Alaska Air Group, Inc. (NYSE: ALK), the parent of Alaska Airlines, announced on Monday morning that it had reached a deal to acquire Virgin America Inc. (NASDAQ: VA), winning a frenzied bidding war with rival JetBlue Airways Corporation (NASDAQ: JBLU).
The parent company of Alaska Airlines stated it would pay $57 per share for Virgin, which is 47% premium compared with Friday’s closing price, accounted total equity value of $2.6 billion.
This acquisition followed a bidding process that saw Alaska Air and JetBlue Airways square off, but Alaska Air, one of the rare airlines to hold an investment-grade credit rating, ultimately triumphed.
“With our expanded network and strong presence in California, we’ll offer customers more attractive flight options for nonstop travel,” Brad Tilden, the Alaska Air chairman and chief executive, said, “We look forward to bringing together two incredible groups of employees to build on the successes they have achieved as stand-alone companies to make us an even stronger competitor nationally.”
Alaska Air said it expects to finish the deal by Jan. 1, 2017 which would boost its annual revenue by 27% and increase its earnings in the first year.
The combination between Alaska Air and Virgin America, which is expected to undergo scrutiny from the U.S. Justice Department, would create the No. 5 U.S. airline by traffic, eclipsing JetBlue, which currently holds that spot.
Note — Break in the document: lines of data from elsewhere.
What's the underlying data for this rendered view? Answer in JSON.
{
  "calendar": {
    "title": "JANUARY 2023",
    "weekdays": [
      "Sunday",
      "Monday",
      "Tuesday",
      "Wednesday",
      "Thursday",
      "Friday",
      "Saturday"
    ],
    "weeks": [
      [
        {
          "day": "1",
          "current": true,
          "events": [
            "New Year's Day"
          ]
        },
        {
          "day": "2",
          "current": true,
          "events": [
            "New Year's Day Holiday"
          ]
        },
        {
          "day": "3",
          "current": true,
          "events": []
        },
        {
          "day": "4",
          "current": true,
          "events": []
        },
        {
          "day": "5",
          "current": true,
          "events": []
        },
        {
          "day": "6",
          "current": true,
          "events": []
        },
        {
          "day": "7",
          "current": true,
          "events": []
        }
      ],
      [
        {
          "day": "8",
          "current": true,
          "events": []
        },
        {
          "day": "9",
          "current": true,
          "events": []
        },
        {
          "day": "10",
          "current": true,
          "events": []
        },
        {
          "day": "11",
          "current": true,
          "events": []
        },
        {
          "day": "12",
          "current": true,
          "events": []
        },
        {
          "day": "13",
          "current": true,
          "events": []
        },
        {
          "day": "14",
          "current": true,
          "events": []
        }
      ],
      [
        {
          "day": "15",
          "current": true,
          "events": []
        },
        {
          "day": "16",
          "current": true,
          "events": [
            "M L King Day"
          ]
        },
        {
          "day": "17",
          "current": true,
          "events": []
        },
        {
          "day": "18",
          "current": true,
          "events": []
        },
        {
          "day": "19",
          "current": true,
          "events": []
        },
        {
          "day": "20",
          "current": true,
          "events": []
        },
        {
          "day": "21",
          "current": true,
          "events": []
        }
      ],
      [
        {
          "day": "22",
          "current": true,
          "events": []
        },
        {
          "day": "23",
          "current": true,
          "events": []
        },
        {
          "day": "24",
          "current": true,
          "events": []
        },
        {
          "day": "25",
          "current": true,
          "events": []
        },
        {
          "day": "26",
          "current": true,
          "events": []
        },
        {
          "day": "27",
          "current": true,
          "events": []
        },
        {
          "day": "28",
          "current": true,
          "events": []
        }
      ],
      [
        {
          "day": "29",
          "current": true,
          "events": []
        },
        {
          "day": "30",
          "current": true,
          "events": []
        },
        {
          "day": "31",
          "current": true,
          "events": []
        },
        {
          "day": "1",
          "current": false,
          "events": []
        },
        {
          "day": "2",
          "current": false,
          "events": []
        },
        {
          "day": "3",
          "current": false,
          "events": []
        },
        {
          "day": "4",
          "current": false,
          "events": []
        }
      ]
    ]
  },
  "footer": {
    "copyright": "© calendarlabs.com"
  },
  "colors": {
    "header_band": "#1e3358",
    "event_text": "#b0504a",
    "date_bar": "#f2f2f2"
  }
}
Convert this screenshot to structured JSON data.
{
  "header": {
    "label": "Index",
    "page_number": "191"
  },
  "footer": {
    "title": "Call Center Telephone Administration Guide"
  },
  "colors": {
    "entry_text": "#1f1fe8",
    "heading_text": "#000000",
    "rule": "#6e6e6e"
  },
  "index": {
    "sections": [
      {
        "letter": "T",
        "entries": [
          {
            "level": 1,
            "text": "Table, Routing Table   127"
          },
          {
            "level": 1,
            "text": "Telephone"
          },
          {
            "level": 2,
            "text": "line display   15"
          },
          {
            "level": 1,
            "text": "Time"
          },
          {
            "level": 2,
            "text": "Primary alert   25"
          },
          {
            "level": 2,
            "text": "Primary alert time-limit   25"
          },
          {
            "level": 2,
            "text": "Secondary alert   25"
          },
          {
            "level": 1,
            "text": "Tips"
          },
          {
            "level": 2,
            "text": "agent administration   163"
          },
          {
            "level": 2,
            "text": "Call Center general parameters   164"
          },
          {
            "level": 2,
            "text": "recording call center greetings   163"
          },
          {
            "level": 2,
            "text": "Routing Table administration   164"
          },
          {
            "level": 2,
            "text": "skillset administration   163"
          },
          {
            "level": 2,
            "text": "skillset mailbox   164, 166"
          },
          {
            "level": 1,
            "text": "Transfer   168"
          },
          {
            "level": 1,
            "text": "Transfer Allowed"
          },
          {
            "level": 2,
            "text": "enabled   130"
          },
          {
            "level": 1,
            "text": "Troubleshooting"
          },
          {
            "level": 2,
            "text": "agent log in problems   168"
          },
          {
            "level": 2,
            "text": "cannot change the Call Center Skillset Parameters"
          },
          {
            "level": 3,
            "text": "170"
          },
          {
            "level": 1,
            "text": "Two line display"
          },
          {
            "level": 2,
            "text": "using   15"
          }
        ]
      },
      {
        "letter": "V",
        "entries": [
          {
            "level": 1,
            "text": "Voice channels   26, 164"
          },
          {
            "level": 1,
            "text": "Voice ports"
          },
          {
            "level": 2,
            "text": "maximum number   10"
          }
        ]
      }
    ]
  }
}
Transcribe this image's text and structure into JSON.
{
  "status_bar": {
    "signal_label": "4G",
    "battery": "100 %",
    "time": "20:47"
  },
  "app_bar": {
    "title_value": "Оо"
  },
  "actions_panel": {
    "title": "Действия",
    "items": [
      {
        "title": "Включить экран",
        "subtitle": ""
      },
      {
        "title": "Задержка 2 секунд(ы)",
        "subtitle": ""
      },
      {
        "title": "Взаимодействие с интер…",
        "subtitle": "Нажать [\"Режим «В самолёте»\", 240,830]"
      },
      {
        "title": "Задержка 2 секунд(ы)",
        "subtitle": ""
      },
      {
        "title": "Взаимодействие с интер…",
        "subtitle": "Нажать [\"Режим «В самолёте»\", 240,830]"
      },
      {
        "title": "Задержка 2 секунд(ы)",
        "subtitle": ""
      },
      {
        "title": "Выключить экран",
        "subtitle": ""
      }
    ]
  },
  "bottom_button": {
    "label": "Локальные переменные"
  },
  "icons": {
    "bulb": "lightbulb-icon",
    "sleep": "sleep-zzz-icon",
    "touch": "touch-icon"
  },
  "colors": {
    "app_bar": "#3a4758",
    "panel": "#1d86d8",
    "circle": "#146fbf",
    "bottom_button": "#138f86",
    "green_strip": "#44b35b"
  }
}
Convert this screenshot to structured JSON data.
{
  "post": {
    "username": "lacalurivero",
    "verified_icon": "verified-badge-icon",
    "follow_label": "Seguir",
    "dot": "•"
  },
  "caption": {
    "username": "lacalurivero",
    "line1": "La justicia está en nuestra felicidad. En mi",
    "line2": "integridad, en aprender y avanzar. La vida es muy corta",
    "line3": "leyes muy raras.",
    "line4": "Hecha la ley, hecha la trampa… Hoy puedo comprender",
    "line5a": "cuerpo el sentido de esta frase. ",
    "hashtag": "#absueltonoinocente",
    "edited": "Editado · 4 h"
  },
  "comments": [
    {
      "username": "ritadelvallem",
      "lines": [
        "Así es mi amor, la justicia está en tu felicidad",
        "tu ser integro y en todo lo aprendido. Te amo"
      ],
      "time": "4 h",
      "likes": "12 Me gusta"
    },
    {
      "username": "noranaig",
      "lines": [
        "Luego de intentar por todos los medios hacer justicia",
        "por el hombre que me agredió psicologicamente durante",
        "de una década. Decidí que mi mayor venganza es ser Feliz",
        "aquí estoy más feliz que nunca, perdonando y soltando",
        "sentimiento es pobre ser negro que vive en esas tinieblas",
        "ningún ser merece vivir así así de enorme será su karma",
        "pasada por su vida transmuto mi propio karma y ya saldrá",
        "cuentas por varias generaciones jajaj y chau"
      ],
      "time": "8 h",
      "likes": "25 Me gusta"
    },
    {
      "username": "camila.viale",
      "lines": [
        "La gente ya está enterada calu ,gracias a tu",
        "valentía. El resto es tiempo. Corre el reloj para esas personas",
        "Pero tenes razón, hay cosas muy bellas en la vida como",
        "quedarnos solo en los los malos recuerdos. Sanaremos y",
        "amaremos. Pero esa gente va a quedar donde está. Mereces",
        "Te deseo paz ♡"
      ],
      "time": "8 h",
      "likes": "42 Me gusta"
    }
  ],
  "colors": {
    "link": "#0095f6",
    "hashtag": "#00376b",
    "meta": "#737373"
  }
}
However, the combined company still would be very small compared with the largest four U.S. airlines companies, all expanded by recent mergers, that control more than 80% of domestic capacity.
Stock price of Alaska Air was down 4.83% to $70.05 while Virgin America jumped up 40.16% to $54.52 during Monday morning trading.